Without the passage of a fiscal year 2011 appropriations bill or another continuing resolution, the federal government will "shut down" on April 9, 2011. Investment companies and advisers registered with the Securities and Exchange Commission (the "SEC") will be affected by the shutdown, as described in this Alert.
The SEC has indicated that the shutdown will halt all but "essential" functions of the agency and that the SEC's capacity to perform many of its routine operations will be greatly reduced. Under the SEC's contingency plan outlining its operations in the event of a shutdown, only a small number of essential workers will remain on the job to respond to emergency situations, including law enforcement, allegations of ongoing fraud and misconduct, and certain market-monitoring activities. In addition, the SEC's Commissioners will continue working, with the assistance of one designated member of the SEC staff (the "Staff"), as government rules prevent the Commissioners from being furloughed. The impact of the shutdown on the following areas of SEC operations may be of particular interest to registered investment companies and registered investment advisers:
- Filings – The SEC's EDGAR electronic filing system will continue to operate as normal during the shutdown and registrants will be required to make timely filings and pay applicable filing fees during this period. However, the Division of Investment Management and the Office of Compliance Inspections and Examinations will not be able to process filings or conduct any other routine activities, such as providing interpretive advice, issuing no-action letters or confirming the absence of stop orders. Registrants should expect a delayed review and response by the Staff regarding any filings, including registration statements, made during the shutdown or those under any stage of review at the time of the shutdown. The processing of new and pending applications for exemptive relief will also be suspended during the pendency of a shutdown.
The Investment Adviser Registration Depository ("IARD") system will not be affected by the shutdown, and therefore filings on Form ADV and amendments thereto may still be made. However, the SEC will be unable to grant applications for registration by investment advisers made during the shutdown or those under review at the time of the shutdown.
There is some uncertainty regarding whether certain filings scheduled to become effective during the pendency of the shutdown or that are otherwise subject to time-based requirements will be "tolled" during the shutdown, including, for example, most Form N-14s and initial investment adviser registration filings on Form ADV. We do not expect registration statements to be declared effective or accelerated during this period. We would expect that registration statements and post-effective amendments eligible for automatic effectiveness, such as Form N-14s filed pursuant to Rule 488 under the Securities Act of 1933, as amended (the "Securities Act"), or post-effective amendments under Form N-1A eligible to be filed pursuant to Rule 485(b) under the Securities Act, will continue to become automatically effective as set forth in the applicable rules. Similarly, for those registrants filing preliminary proxy materials during a shutdown, we believe that definitive proxy materials could be filed and mailed pursuant to the applicable proxy rules.

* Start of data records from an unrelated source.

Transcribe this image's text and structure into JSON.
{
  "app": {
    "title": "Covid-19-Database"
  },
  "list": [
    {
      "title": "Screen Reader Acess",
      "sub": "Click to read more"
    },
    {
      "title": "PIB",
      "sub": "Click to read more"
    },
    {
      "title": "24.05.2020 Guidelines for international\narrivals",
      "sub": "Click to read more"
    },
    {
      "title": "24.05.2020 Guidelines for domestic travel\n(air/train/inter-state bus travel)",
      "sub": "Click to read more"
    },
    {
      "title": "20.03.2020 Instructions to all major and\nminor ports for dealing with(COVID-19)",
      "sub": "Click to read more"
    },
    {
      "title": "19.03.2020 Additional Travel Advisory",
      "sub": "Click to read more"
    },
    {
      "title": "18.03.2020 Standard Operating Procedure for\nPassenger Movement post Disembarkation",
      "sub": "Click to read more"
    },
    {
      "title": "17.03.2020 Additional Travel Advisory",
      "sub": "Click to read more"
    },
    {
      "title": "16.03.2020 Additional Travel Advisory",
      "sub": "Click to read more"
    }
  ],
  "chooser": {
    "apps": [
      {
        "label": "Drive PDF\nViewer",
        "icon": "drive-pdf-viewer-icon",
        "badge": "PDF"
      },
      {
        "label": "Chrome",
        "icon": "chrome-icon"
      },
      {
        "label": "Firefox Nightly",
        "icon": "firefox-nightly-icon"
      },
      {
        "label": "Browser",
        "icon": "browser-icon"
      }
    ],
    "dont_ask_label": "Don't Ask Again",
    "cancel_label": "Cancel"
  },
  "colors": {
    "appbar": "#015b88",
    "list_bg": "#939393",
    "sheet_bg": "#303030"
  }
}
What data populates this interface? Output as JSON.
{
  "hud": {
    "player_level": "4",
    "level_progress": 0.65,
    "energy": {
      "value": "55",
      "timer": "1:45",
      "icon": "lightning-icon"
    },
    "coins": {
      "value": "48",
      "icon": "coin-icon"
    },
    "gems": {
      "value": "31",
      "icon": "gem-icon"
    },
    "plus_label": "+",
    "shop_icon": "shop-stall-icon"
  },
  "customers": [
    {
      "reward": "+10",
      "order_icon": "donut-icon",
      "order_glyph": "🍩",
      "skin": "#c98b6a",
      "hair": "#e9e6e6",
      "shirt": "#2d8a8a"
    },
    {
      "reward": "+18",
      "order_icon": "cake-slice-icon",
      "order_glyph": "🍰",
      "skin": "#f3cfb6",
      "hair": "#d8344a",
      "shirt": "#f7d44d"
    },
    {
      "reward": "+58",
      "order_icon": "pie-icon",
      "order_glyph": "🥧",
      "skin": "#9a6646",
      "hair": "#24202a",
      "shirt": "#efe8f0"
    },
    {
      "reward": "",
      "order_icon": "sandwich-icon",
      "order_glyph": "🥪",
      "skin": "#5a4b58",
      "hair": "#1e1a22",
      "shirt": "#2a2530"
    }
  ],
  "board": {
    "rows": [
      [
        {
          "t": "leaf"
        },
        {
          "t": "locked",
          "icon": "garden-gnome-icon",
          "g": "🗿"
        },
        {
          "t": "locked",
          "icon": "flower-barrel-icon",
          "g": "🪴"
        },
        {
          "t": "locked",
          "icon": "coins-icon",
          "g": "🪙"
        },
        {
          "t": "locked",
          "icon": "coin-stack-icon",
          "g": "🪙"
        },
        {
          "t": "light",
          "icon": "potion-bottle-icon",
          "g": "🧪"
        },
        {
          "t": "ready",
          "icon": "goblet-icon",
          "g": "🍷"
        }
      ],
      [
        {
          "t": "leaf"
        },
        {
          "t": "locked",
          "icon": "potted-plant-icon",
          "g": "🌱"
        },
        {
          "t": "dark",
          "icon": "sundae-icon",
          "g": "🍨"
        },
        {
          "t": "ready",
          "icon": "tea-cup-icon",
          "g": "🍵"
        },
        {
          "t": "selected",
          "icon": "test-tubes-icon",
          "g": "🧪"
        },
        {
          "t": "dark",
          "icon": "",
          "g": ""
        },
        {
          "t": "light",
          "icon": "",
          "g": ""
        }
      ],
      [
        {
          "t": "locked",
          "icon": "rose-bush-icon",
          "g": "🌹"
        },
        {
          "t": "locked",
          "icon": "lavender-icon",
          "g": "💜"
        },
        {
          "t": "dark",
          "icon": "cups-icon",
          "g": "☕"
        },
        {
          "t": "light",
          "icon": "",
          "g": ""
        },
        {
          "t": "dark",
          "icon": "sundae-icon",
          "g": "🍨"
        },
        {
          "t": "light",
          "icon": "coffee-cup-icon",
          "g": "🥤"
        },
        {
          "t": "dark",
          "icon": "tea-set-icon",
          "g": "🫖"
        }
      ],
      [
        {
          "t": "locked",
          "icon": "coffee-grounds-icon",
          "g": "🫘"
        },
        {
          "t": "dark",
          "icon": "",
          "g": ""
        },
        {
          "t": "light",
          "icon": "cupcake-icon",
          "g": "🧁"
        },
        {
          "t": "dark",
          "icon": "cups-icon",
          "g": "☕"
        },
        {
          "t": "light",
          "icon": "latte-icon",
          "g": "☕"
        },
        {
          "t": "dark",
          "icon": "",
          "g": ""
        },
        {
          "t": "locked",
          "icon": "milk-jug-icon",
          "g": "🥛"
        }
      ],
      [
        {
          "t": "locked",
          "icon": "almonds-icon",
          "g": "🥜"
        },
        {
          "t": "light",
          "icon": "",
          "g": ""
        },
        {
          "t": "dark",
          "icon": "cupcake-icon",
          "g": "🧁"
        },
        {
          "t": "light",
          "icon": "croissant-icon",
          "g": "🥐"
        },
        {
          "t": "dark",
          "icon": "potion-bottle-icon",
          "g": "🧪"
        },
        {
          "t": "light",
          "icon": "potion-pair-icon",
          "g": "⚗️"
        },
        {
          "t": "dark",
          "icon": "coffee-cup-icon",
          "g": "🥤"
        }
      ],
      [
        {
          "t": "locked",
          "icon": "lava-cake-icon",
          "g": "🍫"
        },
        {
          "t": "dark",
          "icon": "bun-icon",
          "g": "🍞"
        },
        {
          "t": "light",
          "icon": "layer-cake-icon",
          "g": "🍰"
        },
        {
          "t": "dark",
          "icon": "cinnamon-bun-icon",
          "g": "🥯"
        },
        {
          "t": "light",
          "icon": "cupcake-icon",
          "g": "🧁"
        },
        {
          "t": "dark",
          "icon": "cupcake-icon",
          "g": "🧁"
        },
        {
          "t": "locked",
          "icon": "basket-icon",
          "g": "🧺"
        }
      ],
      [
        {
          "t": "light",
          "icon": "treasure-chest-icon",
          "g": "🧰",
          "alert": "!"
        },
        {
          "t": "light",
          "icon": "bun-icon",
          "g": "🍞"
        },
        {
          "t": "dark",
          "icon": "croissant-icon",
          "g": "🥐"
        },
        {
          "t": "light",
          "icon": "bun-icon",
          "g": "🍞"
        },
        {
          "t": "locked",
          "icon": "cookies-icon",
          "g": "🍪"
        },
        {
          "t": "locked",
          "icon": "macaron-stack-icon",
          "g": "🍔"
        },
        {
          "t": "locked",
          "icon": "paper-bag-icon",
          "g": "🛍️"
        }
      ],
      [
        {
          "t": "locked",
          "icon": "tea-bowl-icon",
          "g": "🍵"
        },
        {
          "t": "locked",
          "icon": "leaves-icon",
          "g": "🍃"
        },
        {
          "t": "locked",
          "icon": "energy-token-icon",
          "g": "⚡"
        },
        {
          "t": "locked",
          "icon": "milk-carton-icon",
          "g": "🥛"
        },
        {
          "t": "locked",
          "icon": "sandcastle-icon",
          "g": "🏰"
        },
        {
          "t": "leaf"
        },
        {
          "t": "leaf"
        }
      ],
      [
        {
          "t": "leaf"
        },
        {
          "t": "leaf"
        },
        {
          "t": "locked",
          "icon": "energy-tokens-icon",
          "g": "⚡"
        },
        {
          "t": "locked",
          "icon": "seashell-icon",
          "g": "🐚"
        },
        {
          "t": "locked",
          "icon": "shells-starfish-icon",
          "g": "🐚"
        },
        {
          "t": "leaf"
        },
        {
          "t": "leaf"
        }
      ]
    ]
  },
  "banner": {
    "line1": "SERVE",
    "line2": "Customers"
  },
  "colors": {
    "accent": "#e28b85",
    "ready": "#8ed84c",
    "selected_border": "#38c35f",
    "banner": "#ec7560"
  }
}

We expect that existing exchange-traded fund providers will not be able to launch new exchange-traded funds during this period, even with respect to funds eligible to file registration statements pursuant to Rule 485(b), because the SEC will not process filings on Form 19b-4 under the Securities Exchange Act of 1934, as amended, and because it is unlikely that processing of the necessary (new or supplemental) listing applications will occur, given the coordination required between the SEC Staff and the listing exchanges.
- Examinations – The Office of Compliance Inspections and Examinations will be unable to conduct routine functions during the shutdown. Only emergency examinations and inspections to protect public and private property will be conducted. The SEC's contingency plan instructs the Staff to notify the appropriate parties of all cancellations and postponements of meetings, hearings and other previously arranged business.
- Enforcement/Investigations – The staffing of the SEC's Division of Enforcement will be reduced significantly during the shutdown, but it will handle emergency enforcement matters, such as allegations of ongoing fraud and misconduct. According to the SEC's contingency plan, the Division of Enforcement will suspend ongoing litigation, except with respect to matters that cannot be deferred because there is a threat to public and private property. Similarly, the Office of Investor Education and Advocacy will have only limited staff on hand to review investor complaints and will be unable to respond to complaints, questions, or requests for information.
- Rulemaking – Even though the Commissioners are exempt from furlough during the shutdown, the Commissioners rely heavily on the Staff in connection with the proposal or finalization of any rules. During the shutdown, all hearings attended by the Staff have been canceled. Therefore, there will be no action with respect to any of the myriad rules that have been proposed but not yet finalized, or are yet to be proposed, in connection with the implementation of the Dodd-Frank Wall Street Reform and Consumer Protection Act, including, but not limited to, rules regarding the registration of private fund advisers. Comment letters regarding any proposed rules may be submitted during the shutdown.
The shutdown will not close securities exchanges or non-governmental organizations, such as the Financial Industry Regulatory Authority ("FINRA"). Similarly, banking systems will not close during the shutdown, as their operations are considered essential government functions.
Additional information outlining SEC operations during the government shutdown may be found at the SEC's web site here.
The content of this article is intended to provide a general guide to the subject matter. Specialist advice should be sought about your specific circumstances.